What you return should match every record exactly, with the images removed.
================
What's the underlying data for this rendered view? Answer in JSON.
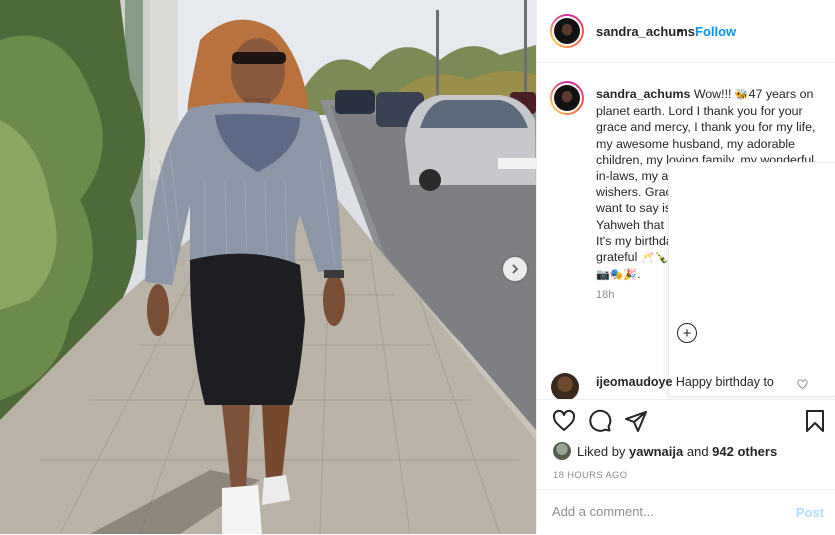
{
  "post": {
    "username": "sandra_achums",
    "dot": "•",
    "follow_label": "Follow"
  },
  "caption": {
    "username": "sandra_achums",
    "text_part1": "Wow!!! ",
    "emoji1": "🐝",
    "text_part2": "47 years on planet earth. Lord I thank you for your grace and mercy, I thank you for my life, my awesome husband, my adorable children, my loving family, my wonderful in-laws, my amazing friends and well wishers. Gracious and glorious lord, all I want to say is thank you. It's only you Yahweh that made everything possible. It's my birthday and i will be forever grateful ",
    "emoji2": "🥂🍾🏡",
    "emoji3": "📷🎭🎉",
    "time": "18h"
  },
  "comment": {
    "username": "ijeomaudoye",
    "text": "Happy birthday to"
  },
  "likes": {
    "prefix": "Liked by ",
    "user": "yawnaija",
    "and": " and ",
    "count": "942 others"
  },
  "timestamp": "18 HOURS AGO",
  "add_comment": {
    "placeholder": "Add a comment...",
    "post_label": "Post"
  },
  "icons": {
    "like": "heart-icon",
    "comment": "comment-bubble-icon",
    "share": "paper-plane-icon",
    "save": "bookmark-icon",
    "next": "chevron-right-icon",
    "add": "plus-circle-icon"
  },
  "colors": {
    "link": "#0095f6",
    "post_disabled": "#b2dffc",
    "muted": "#8e8e8e",
    "text": "#262626"
  }
}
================
-- Response below --
What's the underlying data for this rendered view? Answer in JSON.
{
  "post": {
    "username": "sandra_achums",
    "dot": "•",
    "follow_label": "Follow"
  },
  "caption": {
    "username": "sandra_achums",
    "text_part1": "Wow!!! ",
    "emoji1": "🐝",
    "text_part2": "47 years on planet earth. Lord I thank you for your grace and mercy, I thank you for my life, my awesome husband, my adorable children, my loving family, my wonderful in-laws, my amazing friends and well wishers. Gracious and glorious lord, all I want to say is thank you. It's only you Yahweh that made everything possible. It's my birthday and i will be forever grateful ",
    "emoji2": "🥂🍾🏡",
    "emoji3": "📷🎭🎉",
    "time": "18h"
  },
  "comment": {
    "username": "ijeomaudoye",
    "text": "Happy birthday to"
  },
  "likes": {
    "prefix": "Liked by ",
    "user": "yawnaija",
    "and": " and ",
    "count": "942 others"
  },
  "timestamp": "18 HOURS AGO",
  "add_comment": {
    "placeholder": "Add a comment...",
    "post_label": "Post"
  },
  "icons": {
    "like": "heart-icon",
    "comment": "comment-bubble-icon",
    "share": "paper-plane-icon",
    "save": "bookmark-icon",
    "next": "chevron-right-icon",
    "add": "plus-circle-icon"
  },
  "colors": {
    "link": "#0095f6",
    "post_disabled": "#b2dffc",
    "muted": "#8e8e8e",
    "text": "#262626"
  }
}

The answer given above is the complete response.